FROM THE LEFT
Clemenceau had two political careers, divided by five years in which he sought an alternative outlet for his energies in literature and journalism. His first political career was ended by defeat in the 1893 elections, but had already run into the sands by 1889, by which time his overall challenge to the ruling republican faction had failed. With the Dreyfus Affair he made virtually a new beginning, coming into the cabinet for the first time in 1906 at the age of sixty-four, and going on to become the grand old man of French politics with his triumphant second ministry of 1917-18 when he became the living embodiment of France's will to fight to the end for national survival.
This chapter begins by describing the political background of the first period, in which he challenged the ruling republican groups, who rapidly became the real conservatives of France.

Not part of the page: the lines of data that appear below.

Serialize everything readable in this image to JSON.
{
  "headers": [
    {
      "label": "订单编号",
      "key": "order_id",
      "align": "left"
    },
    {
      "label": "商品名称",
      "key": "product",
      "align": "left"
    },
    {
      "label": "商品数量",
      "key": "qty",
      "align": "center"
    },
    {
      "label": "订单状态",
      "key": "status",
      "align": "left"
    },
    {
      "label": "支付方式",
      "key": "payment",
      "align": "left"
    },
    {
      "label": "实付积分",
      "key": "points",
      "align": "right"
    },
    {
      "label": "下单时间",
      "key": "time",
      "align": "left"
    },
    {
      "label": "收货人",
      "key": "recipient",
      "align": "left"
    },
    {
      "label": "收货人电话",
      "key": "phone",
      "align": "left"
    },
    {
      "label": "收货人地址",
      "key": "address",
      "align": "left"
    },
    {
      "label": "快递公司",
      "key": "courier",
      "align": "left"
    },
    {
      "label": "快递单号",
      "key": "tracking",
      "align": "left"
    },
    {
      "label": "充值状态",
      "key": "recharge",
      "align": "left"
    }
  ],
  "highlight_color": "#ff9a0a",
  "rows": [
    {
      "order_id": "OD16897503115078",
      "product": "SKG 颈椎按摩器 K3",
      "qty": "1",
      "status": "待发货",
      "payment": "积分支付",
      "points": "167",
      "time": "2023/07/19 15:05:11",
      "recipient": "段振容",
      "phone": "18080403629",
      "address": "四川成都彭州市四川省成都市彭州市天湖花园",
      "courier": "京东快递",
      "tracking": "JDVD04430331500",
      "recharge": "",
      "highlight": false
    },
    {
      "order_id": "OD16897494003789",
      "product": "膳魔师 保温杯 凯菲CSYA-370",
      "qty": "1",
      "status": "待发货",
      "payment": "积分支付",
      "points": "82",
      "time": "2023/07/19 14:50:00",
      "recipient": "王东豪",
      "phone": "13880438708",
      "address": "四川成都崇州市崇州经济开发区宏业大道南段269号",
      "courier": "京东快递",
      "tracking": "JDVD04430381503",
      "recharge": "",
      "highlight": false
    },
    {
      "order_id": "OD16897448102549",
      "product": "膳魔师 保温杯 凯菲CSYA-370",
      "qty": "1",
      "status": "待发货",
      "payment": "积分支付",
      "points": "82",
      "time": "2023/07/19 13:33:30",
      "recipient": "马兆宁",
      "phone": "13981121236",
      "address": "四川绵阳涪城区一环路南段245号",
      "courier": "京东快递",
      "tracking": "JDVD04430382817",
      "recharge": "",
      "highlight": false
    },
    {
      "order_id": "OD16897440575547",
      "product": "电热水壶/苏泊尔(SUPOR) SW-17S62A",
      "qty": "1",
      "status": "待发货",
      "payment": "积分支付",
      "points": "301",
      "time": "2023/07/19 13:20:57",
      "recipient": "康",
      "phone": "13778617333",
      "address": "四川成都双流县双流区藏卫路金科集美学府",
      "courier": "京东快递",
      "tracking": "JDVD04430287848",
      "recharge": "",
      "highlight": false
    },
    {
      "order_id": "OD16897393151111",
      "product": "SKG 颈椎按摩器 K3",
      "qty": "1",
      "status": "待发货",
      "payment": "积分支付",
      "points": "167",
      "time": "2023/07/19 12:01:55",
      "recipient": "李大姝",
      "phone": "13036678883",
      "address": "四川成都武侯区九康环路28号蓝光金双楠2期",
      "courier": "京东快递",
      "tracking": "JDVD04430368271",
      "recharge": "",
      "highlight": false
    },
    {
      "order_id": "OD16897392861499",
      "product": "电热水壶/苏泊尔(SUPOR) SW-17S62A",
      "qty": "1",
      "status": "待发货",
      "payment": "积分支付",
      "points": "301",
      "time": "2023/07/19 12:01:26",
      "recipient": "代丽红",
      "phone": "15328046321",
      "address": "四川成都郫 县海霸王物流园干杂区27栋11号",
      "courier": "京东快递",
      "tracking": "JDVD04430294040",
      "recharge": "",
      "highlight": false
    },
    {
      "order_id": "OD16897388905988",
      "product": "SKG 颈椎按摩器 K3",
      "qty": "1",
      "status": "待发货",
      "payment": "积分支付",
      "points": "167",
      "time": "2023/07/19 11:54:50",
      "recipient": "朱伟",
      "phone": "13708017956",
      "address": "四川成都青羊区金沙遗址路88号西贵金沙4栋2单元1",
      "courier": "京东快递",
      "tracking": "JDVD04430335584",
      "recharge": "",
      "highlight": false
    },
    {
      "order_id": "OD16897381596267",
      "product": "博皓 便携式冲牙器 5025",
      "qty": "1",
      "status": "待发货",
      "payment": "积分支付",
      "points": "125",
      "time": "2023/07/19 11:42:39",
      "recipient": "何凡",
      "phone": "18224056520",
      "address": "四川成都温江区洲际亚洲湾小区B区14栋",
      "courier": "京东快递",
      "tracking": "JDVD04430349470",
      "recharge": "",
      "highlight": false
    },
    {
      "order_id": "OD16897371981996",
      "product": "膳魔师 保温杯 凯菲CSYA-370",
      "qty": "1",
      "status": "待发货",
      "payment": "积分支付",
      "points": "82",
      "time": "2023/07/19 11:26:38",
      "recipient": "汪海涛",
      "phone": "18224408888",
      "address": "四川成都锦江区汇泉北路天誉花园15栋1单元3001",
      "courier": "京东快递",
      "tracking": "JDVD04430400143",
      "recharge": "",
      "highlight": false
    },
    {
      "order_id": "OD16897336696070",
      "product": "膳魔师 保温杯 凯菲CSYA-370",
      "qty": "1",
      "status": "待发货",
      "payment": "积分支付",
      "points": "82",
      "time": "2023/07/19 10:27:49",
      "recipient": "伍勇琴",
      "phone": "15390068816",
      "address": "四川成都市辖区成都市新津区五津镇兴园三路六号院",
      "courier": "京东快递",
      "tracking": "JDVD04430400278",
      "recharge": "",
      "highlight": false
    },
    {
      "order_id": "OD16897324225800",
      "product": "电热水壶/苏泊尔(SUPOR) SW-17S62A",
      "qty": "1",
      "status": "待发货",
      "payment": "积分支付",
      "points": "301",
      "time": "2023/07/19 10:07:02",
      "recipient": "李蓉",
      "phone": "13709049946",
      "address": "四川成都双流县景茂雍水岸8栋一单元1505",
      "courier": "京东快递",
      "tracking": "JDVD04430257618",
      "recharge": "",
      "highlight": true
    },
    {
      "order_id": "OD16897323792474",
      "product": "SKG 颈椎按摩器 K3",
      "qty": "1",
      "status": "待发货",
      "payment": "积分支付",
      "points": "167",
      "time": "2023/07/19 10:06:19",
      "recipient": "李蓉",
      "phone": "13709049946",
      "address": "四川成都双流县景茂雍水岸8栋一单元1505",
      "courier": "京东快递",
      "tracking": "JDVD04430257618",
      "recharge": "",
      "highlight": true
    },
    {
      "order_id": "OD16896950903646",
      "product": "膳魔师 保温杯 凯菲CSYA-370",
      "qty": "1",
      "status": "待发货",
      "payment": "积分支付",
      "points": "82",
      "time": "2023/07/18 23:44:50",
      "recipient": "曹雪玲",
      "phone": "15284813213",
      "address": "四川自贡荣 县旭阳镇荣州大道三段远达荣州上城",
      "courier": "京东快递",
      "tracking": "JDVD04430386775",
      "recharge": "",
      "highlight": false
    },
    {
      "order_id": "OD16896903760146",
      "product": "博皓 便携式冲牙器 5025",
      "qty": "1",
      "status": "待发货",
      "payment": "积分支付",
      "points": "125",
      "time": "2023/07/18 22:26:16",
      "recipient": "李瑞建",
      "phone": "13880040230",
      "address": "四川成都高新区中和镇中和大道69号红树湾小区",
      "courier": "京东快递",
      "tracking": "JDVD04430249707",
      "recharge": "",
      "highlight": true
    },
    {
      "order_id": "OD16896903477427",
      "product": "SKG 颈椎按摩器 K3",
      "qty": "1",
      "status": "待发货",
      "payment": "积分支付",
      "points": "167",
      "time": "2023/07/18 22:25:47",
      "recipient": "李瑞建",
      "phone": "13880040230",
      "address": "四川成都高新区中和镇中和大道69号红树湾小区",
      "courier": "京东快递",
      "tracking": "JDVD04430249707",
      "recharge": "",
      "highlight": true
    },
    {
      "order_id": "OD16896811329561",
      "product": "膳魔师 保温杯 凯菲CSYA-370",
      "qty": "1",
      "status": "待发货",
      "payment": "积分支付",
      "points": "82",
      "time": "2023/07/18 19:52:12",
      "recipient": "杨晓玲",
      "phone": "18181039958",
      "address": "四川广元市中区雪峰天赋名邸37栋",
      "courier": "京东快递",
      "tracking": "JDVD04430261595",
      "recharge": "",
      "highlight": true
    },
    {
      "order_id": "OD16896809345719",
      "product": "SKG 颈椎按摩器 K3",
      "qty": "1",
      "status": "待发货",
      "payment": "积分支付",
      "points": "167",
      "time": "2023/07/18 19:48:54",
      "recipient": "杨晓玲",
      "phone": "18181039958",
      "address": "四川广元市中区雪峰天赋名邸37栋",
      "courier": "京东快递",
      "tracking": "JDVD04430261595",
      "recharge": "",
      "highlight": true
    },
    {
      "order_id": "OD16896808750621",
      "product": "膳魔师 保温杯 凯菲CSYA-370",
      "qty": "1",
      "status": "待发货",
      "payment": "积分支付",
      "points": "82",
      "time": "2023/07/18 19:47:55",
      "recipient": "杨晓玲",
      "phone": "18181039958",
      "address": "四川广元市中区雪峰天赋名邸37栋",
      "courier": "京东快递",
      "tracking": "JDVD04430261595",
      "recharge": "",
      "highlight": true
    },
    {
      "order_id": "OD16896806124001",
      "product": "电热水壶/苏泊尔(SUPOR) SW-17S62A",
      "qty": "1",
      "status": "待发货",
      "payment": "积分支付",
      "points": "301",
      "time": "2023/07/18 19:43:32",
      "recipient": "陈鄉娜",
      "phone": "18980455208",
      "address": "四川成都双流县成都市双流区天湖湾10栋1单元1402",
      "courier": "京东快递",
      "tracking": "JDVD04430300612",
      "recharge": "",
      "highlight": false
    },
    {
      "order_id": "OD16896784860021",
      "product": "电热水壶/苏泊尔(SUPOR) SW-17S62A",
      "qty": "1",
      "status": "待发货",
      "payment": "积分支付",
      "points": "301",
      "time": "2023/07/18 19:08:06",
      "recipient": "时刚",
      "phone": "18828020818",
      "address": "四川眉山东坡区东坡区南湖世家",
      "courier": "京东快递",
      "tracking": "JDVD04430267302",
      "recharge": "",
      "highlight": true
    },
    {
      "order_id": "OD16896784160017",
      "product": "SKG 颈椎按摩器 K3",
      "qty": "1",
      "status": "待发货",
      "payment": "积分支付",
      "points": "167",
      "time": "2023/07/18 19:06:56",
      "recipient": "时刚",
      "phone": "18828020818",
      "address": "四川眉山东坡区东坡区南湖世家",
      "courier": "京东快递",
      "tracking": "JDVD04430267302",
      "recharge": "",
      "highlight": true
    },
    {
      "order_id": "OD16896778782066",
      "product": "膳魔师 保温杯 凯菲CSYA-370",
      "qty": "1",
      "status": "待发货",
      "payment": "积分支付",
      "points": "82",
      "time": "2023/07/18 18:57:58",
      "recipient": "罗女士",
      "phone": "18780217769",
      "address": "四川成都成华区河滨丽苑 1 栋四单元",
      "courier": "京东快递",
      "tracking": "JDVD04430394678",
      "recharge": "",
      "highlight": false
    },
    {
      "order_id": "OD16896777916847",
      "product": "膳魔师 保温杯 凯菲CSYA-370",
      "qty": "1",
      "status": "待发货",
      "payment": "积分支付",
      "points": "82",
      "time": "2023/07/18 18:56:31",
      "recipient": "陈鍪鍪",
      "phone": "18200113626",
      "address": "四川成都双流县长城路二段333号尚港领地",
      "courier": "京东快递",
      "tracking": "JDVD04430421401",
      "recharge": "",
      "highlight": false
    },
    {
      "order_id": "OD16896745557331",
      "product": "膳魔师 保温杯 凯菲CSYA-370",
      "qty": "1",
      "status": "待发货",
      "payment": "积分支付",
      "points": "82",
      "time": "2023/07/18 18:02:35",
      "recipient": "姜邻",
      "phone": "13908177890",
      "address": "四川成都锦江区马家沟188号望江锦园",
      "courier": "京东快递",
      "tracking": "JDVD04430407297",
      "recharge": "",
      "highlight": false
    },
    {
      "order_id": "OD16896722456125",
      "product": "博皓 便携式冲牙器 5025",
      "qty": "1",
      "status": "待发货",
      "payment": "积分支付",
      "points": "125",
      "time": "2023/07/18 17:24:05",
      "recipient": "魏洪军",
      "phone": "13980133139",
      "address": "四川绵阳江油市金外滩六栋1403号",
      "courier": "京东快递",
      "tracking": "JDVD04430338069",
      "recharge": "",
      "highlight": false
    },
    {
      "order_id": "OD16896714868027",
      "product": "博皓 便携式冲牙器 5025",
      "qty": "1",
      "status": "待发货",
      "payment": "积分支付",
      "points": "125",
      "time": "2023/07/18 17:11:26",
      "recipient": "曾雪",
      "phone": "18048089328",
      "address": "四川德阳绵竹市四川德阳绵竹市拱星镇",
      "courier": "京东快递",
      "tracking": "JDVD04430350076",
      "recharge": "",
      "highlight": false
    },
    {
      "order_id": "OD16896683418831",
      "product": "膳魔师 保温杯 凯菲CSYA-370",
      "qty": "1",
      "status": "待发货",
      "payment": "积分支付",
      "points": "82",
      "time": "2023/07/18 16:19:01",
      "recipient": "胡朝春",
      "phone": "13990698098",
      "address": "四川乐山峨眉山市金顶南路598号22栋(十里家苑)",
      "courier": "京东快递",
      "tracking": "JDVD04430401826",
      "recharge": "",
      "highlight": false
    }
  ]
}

The Third Republic had been proclaimed on 4 September 1870, but the circumstances of the war meant that it remained only a provisional régime, without the moral authority conferred by elections. When the elections were held in February 1871 they produced a National Assembly with a majority of monarchists. It was to take eight years before the Republic was definitely established, during which the question of the régime monopolized the political stage. In these years Clemenceau played only a minor role. He acted as a loyal supporter of the republican cause from the extreme left wing of the republican party. This meant that he was on the extreme left of legal political life, outflanked only by the revolutionary Socialists who sought to overthrow existing society, and all its institutions, both social and political. They were, in any case, absent from the scene until 1879. Clemenceau had made his choice at the